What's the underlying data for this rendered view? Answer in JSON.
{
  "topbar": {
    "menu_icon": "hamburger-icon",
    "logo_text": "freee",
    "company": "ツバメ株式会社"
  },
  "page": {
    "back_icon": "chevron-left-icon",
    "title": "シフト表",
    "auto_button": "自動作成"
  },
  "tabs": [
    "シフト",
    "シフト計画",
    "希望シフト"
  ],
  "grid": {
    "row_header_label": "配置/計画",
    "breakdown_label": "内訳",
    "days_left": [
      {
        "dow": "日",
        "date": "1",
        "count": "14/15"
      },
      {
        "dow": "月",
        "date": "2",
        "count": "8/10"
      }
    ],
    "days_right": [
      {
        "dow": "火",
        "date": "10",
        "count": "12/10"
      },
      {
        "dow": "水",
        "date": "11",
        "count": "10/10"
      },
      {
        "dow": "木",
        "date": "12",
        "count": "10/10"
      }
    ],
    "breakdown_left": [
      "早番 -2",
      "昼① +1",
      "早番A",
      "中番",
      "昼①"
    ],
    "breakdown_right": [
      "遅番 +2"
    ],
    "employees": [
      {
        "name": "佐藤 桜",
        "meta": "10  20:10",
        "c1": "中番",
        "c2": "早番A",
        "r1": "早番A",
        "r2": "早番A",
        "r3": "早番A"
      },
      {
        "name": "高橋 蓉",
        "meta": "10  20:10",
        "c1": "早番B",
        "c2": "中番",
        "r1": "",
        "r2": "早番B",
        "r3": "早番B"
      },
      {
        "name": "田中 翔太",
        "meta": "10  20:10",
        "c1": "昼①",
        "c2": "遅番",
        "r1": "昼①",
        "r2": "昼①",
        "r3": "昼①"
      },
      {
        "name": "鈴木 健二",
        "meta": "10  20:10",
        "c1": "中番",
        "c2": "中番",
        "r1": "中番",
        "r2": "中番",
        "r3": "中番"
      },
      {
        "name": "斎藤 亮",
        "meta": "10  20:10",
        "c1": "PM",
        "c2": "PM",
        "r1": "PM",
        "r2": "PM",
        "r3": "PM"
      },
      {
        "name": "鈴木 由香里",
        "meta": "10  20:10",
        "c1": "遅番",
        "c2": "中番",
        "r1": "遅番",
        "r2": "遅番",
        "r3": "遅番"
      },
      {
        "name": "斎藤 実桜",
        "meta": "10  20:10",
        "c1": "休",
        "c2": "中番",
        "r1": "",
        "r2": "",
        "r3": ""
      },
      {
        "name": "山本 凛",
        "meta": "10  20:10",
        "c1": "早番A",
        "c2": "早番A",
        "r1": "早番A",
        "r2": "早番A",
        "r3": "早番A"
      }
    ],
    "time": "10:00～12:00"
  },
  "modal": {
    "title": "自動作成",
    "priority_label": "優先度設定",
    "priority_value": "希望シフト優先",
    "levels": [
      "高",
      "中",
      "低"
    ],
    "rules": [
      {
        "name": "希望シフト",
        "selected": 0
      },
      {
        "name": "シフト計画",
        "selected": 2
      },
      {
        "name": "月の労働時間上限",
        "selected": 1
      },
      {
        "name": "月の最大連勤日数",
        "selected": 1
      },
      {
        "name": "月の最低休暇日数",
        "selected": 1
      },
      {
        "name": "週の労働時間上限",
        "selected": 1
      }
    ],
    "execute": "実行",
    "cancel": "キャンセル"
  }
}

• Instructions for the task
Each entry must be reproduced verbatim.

• Result of the exercise
What's the underlying data for this rendered view? Answer in JSON.
{
  "topbar": {
    "menu_icon": "hamburger-icon",
    "logo_text": "freee",
    "company": "ツバメ株式会社"
  },
  "page": {
    "back_icon": "chevron-left-icon",
    "title": "シフト表",
    "auto_button": "自動作成"
  },
  "tabs": [
    "シフト",
    "シフト計画",
    "希望シフト"
  ],
  "grid": {
    "row_header_label": "配置/計画",
    "breakdown_label": "内訳",
    "days_left": [
      {
        "dow": "日",
        "date": "1",
        "count": "14/15"
      },
      {
        "dow": "月",
        "date": "2",
        "count": "8/10"
      }
    ],
    "days_right": [
      {
        "dow": "火",
        "date": "10",
        "count": "12/10"
      },
      {
        "dow": "水",
        "date": "11",
        "count": "10/10"
      },
      {
        "dow": "木",
        "date": "12",
        "count": "10/10"
      }
    ],
    "breakdown_left": [
      "早番 -2",
      "昼① +1",
      "早番A",
      "中番",
      "昼①"
    ],
    "breakdown_right": [
      "遅番 +2"
    ],
    "employees": [
      {
        "name": "佐藤 桜",
        "meta": "10  20:10",
        "c1": "中番",
        "c2": "早番A",
        "r1": "早番A",
        "r2": "早番A",
        "r3": "早番A"
      },
      {
        "name": "高橋 蓉",
        "meta": "10  20:10",
        "c1": "早番B",
        "c2": "中番",
        "r1": "",
        "r2": "早番B",
        "r3": "早番B"
      },
      {
        "name": "田中 翔太",
        "meta": "10  20:10",
        "c1": "昼①",
        "c2": "遅番",
        "r1": "昼①",
        "r2": "昼①",
        "r3": "昼①"
      },
      {
        "name": "鈴木 健二",
        "meta": "10  20:10",
        "c1": "中番",
        "c2": "中番",
        "r1": "中番",
        "r2": "中番",
        "r3": "中番"
      },
      {
        "name": "斎藤 亮",
        "meta": "10  20:10",
        "c1": "PM",
        "c2": "PM",
        "r1": "PM",
        "r2": "PM",
        "r3": "PM"
      },
      {
        "name": "鈴木 由香里",
        "meta": "10  20:10",
        "c1": "遅番",
        "c2": "中番",
        "r1": "遅番",
        "r2": "遅番",
        "r3": "遅番"
      },
      {
        "name": "斎藤 実桜",
        "meta": "10  20:10",
        "c1": "休",
        "c2": "中番",
        "r1": "",
        "r2": "",
        "r3": ""
      },
      {
        "name": "山本 凛",
        "meta": "10  20:10",
        "c1": "早番A",
        "c2": "早番A",
        "r1": "早番A",
        "r2": "早番A",
        "r3": "早番A"
      }
    ],
    "time": "10:00～12:00"
  },
  "modal": {
    "title": "自動作成",
    "priority_label": "優先度設定",
    "priority_value": "希望シフト優先",
    "levels": [
      "高",
      "中",
      "低"
    ],
    "rules": [
      {
        "name": "希望シフト",
        "selected": 0
      },
      {
        "name": "シフト計画",
        "selected": 2
      },
      {
        "name": "月の労働時間上限",
        "selected": 1
      },
      {
        "name": "月の最大連勤日数",
        "selected": 1
      },
      {
        "name": "月の最低休暇日数",
        "selected": 1
      },
      {
        "name": "週の労働時間上限",
        "selected": 1
      }
    ],
    "execute": "実行",
    "cancel": "キャンセル"
  }
}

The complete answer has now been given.